Hope S. Rugo, MD, on HER2-Positive Metastatic Breast Cancer: SOPHIA Trial of Chemotherapy Plus Margetuximab or Trastuzumab
2019 San Antonio Breast Cancer Symposium
Hope S. Rugo, MD, of the University of California San Francisco Comprehensive Cancer Center, discusses trial data on margetuximab plus chemotherapy, which improved progression-free survival in patients with previously treated HER2-positive metastatic breast cancer when compared with trastuzumab plus chemotherapy. Maturing data comparing overall survival also provides new insights (Abstract GS1-02).
Miguel Martín, MD, PhD, of the Gregorio Marañón Institute and GEICAM, discusses phase III study findings that showed no improvement in progression-free survival with palbociclib plus endocrine therapy vs capecitabine in patients with hormone receptor–positive/HER2-negative metastatic breast cancer whose disease progressed on aromatase inhibitors—although the drug combination was generally better tolerated than capecitabine (Abstract GS2-07).
Joerg Heil, MD, PhD, of the University Hospital Heidelberg, discusses findings on how accurately this technique can diagnose residual disease and pathologic complete response after neoadjuvant chemotherapy in patients with breast cancer. These data may help tailor, de-escalate, and potentially avoid unnecessary surgeries (Abstract GS5-03).
Rowan T. Chlebowski, MD, PhD, of the Lundquist Institute at Harbor-UCLA Medical Center, discusses the long-term influence of using estrogen plus progestin or estrogen alone on breast cancer incidence and mortality (Abstract GS5-00).
Hongchao Pan, PhD, of the University of Oxford, discusses an analysis of 86,000 women in the Early Breast Cancer Trialists’ Collaborative Group database, which showed that the risk of distant recurrence 20 years after a diagnosis of node-negative, estrogen receptor–negative early-stage breast cancer in women who discontinued endocrine therapy at 5 years is likely to be about a third lower now than in his group’s previous report (Abstract GS2-04).

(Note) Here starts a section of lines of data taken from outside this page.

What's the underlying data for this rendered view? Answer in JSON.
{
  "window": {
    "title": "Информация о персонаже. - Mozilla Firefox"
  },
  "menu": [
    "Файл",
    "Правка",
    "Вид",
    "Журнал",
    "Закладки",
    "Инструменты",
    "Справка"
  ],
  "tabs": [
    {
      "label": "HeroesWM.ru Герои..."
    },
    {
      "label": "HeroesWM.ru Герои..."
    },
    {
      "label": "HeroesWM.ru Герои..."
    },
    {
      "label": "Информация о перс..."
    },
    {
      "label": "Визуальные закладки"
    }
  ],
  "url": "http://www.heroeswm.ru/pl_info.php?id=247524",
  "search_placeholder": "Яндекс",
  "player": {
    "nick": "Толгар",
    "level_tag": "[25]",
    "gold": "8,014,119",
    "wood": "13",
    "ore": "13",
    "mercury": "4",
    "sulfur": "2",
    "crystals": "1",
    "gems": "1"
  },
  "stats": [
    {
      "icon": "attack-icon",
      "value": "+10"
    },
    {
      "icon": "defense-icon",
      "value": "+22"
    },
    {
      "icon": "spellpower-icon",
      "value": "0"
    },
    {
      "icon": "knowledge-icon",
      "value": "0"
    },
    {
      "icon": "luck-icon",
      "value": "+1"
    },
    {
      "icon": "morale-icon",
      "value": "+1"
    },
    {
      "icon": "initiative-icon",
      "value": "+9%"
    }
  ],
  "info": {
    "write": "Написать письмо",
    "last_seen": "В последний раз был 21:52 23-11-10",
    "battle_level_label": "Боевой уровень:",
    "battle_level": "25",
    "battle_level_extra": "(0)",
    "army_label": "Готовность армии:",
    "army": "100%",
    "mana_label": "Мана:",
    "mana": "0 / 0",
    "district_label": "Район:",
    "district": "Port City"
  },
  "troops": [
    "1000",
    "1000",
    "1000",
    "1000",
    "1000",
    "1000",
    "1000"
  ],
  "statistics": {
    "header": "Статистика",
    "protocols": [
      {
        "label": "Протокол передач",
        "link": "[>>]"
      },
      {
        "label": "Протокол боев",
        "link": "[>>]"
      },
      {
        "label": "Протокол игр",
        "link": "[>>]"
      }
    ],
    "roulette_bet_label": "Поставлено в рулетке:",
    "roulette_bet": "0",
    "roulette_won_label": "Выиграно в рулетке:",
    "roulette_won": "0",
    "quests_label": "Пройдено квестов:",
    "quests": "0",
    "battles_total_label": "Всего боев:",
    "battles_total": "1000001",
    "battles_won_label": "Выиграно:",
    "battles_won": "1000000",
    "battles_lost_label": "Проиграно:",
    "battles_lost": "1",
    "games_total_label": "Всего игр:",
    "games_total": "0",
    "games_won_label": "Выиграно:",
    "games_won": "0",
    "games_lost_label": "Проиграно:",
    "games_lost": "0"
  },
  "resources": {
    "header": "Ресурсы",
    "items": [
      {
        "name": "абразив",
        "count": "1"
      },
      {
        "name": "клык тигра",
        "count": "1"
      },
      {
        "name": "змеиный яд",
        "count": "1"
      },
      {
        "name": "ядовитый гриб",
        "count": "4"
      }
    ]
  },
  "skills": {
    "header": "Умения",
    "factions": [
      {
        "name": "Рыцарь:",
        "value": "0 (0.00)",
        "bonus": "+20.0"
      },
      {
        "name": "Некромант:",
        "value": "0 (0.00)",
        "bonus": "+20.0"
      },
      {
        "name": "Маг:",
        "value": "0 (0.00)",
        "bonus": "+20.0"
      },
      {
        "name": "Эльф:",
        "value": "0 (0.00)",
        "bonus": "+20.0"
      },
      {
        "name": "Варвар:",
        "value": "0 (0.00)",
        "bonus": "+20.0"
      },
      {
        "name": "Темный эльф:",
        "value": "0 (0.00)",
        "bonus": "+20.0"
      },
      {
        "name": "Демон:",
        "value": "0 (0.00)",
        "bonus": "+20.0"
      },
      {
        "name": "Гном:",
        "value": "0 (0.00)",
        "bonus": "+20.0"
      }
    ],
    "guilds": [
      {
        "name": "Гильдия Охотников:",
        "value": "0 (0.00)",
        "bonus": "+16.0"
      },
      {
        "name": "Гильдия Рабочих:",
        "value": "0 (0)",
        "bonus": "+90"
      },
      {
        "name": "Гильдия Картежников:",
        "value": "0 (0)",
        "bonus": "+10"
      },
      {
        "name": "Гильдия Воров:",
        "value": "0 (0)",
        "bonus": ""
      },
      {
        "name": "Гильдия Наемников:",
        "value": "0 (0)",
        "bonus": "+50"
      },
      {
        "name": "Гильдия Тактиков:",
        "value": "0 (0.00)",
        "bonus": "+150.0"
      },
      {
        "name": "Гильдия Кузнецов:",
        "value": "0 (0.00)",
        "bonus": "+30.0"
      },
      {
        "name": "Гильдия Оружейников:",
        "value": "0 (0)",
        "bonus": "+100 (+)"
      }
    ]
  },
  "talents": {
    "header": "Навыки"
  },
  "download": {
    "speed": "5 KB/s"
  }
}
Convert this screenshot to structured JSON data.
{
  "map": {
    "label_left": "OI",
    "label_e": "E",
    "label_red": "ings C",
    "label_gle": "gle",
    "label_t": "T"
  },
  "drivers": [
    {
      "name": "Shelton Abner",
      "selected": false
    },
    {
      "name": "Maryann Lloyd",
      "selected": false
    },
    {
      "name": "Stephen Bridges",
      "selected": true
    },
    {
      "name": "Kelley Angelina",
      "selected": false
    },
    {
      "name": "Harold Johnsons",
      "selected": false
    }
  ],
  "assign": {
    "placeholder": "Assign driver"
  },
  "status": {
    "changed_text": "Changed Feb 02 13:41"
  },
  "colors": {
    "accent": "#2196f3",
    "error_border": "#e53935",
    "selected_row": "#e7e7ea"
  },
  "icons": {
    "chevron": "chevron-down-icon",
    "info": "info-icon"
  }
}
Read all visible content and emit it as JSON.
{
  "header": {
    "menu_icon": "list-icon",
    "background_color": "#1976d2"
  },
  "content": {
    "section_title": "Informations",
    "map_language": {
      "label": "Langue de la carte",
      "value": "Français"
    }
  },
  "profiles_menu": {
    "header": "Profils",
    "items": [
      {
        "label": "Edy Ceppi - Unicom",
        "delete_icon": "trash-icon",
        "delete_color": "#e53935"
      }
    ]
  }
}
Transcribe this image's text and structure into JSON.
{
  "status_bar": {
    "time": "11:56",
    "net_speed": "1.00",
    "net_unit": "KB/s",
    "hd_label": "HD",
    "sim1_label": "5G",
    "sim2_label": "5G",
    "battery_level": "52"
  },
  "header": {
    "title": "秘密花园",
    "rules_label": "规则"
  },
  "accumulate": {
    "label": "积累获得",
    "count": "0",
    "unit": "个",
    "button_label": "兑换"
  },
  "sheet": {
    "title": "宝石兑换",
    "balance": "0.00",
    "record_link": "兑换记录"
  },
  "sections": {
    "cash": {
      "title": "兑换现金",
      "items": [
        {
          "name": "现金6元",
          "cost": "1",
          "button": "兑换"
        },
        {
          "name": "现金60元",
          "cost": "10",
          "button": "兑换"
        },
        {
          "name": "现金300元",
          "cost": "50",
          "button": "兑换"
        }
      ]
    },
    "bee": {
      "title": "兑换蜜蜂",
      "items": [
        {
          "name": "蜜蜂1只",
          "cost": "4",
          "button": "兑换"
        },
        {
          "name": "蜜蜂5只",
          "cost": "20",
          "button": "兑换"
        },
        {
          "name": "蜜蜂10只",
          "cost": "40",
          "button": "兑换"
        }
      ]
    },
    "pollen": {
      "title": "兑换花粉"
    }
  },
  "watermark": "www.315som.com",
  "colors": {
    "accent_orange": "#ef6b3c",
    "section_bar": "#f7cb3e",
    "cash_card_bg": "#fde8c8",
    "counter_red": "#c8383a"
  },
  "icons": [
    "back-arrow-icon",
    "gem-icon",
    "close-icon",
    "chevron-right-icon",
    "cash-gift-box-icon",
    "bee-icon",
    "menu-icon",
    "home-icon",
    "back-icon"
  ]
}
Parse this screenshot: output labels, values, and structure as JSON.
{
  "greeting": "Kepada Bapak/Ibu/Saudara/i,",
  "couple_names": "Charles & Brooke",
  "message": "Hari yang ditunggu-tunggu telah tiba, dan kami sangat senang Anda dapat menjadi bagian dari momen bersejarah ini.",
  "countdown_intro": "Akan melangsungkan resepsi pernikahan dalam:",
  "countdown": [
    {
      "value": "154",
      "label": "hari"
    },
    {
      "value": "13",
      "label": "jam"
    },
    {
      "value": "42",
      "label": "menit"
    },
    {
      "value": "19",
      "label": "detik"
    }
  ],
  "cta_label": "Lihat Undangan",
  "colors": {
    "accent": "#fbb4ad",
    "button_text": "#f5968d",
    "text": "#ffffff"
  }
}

Icro Meattini, MD, of the University of Florence, discusses study findings that showed the less-invasive partial-breast irradiation using intensity-modulated radiotherapy after surgery may be an acceptable choice for patients with early breast cancer, as it is cost-effective, safe, and efficacious when compared with whole-breast irradiation (Abstract GS4-06).